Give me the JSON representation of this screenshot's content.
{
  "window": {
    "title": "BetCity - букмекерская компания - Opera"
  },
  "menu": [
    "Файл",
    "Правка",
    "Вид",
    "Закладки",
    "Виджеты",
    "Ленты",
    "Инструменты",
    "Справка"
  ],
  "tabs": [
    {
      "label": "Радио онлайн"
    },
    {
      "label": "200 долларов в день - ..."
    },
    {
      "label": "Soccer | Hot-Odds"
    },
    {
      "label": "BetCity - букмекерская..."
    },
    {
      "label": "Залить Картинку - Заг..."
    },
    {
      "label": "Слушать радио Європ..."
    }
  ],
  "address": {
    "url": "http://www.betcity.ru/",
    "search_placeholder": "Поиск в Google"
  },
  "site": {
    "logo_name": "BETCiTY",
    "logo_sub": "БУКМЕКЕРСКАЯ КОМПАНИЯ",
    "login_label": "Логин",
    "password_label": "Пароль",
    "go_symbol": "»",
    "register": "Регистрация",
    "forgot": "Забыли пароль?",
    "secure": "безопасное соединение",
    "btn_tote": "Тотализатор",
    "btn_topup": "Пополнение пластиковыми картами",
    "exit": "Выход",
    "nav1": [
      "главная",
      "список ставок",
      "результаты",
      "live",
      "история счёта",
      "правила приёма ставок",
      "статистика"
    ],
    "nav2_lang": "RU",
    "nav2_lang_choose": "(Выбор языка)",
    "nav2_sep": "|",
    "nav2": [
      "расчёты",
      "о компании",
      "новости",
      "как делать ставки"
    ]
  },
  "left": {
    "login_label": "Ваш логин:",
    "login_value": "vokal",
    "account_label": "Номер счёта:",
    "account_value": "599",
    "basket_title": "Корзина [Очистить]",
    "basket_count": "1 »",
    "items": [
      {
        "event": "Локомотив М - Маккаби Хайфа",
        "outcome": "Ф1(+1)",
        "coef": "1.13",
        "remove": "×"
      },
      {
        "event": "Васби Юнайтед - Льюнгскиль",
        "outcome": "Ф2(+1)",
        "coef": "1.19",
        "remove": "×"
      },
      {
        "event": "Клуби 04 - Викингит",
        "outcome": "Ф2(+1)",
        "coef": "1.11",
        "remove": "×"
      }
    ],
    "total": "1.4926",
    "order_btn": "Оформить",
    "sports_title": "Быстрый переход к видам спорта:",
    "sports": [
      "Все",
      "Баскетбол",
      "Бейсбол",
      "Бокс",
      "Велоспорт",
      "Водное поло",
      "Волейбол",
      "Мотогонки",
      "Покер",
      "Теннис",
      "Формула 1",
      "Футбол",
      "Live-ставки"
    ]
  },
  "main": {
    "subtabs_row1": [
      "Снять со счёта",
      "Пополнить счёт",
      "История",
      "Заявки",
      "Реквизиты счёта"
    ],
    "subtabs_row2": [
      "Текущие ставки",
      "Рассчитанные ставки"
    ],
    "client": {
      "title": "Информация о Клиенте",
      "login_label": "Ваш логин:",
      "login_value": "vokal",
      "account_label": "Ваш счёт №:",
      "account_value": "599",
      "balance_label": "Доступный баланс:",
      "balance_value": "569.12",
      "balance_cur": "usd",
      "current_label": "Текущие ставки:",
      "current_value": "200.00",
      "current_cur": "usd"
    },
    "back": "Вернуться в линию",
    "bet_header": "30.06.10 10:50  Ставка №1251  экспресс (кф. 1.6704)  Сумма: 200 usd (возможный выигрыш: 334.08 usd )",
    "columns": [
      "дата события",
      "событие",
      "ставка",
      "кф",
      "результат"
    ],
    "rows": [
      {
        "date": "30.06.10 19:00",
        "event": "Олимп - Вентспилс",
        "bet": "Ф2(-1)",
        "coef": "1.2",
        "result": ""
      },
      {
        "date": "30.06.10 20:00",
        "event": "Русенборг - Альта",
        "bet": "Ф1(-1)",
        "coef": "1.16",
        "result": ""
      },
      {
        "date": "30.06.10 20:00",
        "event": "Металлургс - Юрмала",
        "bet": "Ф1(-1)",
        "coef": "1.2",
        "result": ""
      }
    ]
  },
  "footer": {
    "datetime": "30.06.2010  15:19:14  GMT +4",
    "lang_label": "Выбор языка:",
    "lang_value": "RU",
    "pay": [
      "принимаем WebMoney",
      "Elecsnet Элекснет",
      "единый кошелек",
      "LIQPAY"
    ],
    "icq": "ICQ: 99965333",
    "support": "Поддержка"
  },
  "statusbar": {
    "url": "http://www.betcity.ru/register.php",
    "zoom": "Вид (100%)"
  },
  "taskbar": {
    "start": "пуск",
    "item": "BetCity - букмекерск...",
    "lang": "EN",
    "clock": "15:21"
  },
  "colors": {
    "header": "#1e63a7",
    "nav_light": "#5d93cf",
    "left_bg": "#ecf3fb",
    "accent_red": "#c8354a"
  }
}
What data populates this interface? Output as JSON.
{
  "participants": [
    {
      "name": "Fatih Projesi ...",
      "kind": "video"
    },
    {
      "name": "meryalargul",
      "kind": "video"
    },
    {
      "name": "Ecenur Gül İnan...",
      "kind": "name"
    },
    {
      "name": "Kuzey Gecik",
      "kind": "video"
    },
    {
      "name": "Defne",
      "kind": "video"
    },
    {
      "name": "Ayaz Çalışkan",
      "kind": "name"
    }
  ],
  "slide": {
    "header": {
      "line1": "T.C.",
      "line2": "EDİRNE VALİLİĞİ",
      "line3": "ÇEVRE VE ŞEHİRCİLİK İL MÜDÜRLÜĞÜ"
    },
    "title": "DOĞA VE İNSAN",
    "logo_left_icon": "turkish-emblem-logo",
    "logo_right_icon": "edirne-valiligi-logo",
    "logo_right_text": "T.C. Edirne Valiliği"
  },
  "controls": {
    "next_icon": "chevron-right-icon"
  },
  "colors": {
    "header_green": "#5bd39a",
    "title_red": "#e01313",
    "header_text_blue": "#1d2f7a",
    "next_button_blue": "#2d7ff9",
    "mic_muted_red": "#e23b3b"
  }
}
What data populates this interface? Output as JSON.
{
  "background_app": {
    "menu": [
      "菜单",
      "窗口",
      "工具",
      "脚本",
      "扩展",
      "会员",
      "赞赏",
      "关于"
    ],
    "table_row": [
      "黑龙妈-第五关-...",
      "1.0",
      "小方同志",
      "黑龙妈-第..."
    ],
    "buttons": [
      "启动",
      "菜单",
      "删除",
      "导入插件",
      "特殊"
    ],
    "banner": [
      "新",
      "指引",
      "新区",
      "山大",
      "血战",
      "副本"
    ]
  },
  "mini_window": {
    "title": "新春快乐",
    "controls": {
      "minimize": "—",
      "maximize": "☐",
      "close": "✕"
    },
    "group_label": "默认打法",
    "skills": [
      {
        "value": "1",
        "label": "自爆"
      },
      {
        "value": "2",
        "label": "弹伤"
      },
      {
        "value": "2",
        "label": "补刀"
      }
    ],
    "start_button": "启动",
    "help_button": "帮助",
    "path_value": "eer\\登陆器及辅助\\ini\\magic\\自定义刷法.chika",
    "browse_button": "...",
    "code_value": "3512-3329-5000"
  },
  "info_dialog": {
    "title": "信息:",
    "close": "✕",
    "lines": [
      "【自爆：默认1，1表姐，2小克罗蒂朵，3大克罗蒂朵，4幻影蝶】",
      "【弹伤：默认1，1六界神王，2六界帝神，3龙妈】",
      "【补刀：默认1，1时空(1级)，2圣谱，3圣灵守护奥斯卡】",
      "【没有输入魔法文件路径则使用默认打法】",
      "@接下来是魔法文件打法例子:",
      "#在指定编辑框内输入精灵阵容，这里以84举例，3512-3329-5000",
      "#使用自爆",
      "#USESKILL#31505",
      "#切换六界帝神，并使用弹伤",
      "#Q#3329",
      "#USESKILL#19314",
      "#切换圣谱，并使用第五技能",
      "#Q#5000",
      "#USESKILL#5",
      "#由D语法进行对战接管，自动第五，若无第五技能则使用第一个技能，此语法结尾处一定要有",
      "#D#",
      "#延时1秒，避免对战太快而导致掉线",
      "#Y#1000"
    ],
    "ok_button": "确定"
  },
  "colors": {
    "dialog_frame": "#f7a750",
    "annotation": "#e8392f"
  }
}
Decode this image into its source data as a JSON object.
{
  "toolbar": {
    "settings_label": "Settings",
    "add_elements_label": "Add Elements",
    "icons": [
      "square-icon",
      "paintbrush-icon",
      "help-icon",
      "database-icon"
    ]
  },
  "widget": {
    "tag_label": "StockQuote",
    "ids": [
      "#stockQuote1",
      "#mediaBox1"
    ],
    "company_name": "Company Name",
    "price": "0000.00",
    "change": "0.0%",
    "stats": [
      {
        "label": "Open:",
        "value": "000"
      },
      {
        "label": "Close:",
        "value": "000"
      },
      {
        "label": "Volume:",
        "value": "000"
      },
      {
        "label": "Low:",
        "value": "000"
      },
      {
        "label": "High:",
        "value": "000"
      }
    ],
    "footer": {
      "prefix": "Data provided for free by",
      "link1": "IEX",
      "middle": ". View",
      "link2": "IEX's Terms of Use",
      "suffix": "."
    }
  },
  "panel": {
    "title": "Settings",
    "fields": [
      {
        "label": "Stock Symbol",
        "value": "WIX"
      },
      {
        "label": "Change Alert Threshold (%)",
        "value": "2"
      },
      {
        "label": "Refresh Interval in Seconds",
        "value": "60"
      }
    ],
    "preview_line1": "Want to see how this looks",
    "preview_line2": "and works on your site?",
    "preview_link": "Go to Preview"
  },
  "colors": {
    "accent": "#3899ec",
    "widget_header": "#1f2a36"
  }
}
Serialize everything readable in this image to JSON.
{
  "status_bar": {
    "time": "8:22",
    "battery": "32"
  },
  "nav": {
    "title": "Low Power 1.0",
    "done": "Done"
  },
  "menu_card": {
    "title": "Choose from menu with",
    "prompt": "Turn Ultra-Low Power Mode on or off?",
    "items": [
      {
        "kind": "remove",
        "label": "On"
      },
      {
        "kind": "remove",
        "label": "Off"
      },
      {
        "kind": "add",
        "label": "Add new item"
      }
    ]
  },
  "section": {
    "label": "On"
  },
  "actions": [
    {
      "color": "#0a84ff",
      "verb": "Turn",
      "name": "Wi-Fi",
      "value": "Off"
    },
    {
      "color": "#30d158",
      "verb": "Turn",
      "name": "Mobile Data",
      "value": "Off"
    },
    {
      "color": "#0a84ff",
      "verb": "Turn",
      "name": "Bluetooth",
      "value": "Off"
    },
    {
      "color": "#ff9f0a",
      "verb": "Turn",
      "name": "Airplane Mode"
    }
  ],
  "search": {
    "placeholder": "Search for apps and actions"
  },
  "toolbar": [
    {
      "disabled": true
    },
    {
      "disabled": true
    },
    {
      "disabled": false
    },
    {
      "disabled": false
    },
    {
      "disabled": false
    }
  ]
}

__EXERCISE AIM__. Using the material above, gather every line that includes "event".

__RESULT FOR THIS EXERCISE__.
        "event": "Локомотив М - Маккаби Хайфа",
        "event": "Васби Юнайтед - Льюнгскиль",
        "event": "Клуби 04 - Викингит",
        "event": "Олимп - Вентспилс",
        "event": "Русенборг - Альта",
        "event": "Металлургс - Юрмала",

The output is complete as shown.